As you wake up for Fajr, the next three mornings you will be treated to an array of the morning planets and be able to appreciate the beauty and magnificence of God’s creation.
The dawn sky will be sparkling with planets (Mercury, Venus and Saturn), bright stars and a lovely crescent Moon.
NASA September 9, 2004: For the first time in almost two years, there are no bright planets in the evening sky. Not Jupiter. Not Mars. Not Venus or Saturn. You might as well stay inside and eat dinner.
The morning sky, on the other hand, is sparkling. Mercury. Venus. Saturn. A slender crescent Moon. The luminous stars of Orion. They’re all on display in the days ahead: Sept. 10th through 12th.
That’s the good news. The bad news is, to see them, you have to be outside before sunrise. But the view is guaranteed to wake you up.
Let’s start at the bottom with Mercury. Hovering close to the eastern horizon at dawn, it looks like a bright pink star. On Sept. 12th the slender crescent Moon will hang just above Mercury, helping you find it. Mercury rarely moves far enough from the glaring sun to see. This weekend’s apparition is the best of 2004.

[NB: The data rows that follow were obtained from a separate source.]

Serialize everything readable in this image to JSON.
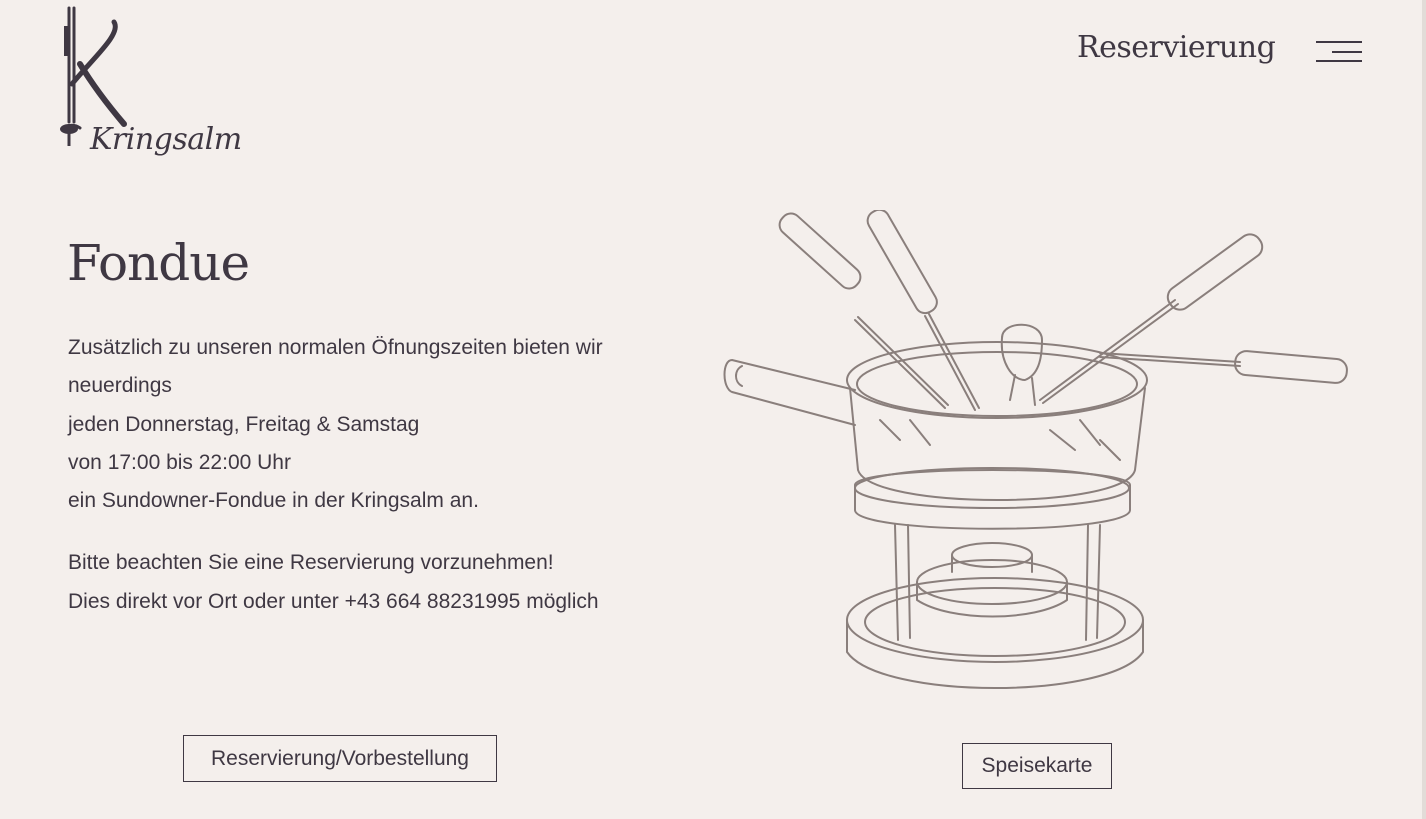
{
  "header": {
    "logo_text": "Kringsalm",
    "logo_icon": "fondue-fork-k-logo",
    "nav_reservation_label": "Reservierung",
    "menu_icon": "hamburger-menu-icon"
  },
  "main": {
    "title": "Fondue",
    "paragraph_1": [
      "Zusätzlich zu unseren normalen Öfnungszeiten bieten wir neuerdings",
      "jeden Donnerstag, Freitag & Samstag",
      "von 17:00 bis 22:00 Uhr",
      "ein Sundowner-Fondue in der Kringsalm an."
    ],
    "paragraph_2": [
      "Bitte beachten Sie eine Reservierung vorzunehmen!",
      "Dies direkt vor Ort oder unter +43 664 88231995 möglich"
    ],
    "illustration_icon": "fondue-pot-illustration"
  },
  "buttons": {
    "reservation_label": "Reservierung/Vorbestellung",
    "menu_label": "Speisekarte"
  },
  "colors": {
    "background": "#f4efec",
    "text": "#3f3843",
    "illustration": "#8a7f7c"
  }
}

Mercury is a world of mystery: Only one spacecraft, Mariner 10, has visited Mercury, and that was a brief encounter some 30 years ago. Mariner 10’s photos, which cover less than half the planet, reveal a hot and barren world pitted with craters. It looks a lot like the Moon.
The photos also reveal strange cracks in Mercury’s surface where the planet appears to be buckling from within. Is Mercury shrinking? Some scientists think so. Mercury could be contracting as its iron core slowly cools. A NASA spacecraft named MESSENGER, en route to Mercury now, will test the theory when it arrives in 2011.
There’s more: Although it is scorching hot, some parts of Mercury’s surface (near the poles) may be covered with ice–this according to Earth-based radars that have pinged Mercury from afar. Finding that ice, if it exists, will be a top priority for MESSENGER.
Next up is Venus, the brightest of all planets. It’s the first thing you notice when you go outside, dazzling above Mercury in the eastern sky. Venus is so bright because its global clouds reflect more than 70% of the sunlight that hits them. Mercury, for comparison, reflects less than 6%. Look at the two planets, back and forth; you can see the difference.
Don’t be fooled by Venus’ beauty; it’s a terrible place. Because of its carbon dioxide atmosphere, Venus experiences a runaway greenhouse effect. The planet’s surface is hot enough to melt lead; the air pressure, 90 times that of Earth, is crushing; and the clouds are laced with sulfuric acid. The last spacecraft to land there, Russia’s Venera 14 in 1982, survived only 57 minutes.
Now look just above Venus for a bright yellow star. That’s Saturn.
The NASA-European Space Agency spacecraft Cassini is there now, photographing Saturn’s spectacular rings, studying the planet’s weather and magnetic field, and preparing to explore Saturn’s mysterious moon Titan. Cassini beams images to Earth every day; you can see them at the Cassini web site.
If you have a telescope, point it at Saturn. Even a small ‘scope will reveal Saturn’s rings; they’re breathtaking. You can see the phases of Venus, too. At the moment the planet looks like a half-moon. But don’t bother looking at Mercury. It’s not particularly impressive seen through a backyard telescope. Plus, even now, it’s too close to the sun for comfort.
The big picture is better anyway. For the next few days, the crescent moon will be gliding among these planets–the whole scene framed by the sparkling constellations Gemini and Orion. The brightest star in the sky, Sirius, is there, too.
Production Editor: Dr. Tony Phillips
The Science Directorate at NASA’s Marshall Space Flight Center sponsors the Science@NASA web sites. The mission of Science@NASA is to help the public understand how exciting NASA research is and to help NASA scientists fulfill their outreach responsibilities.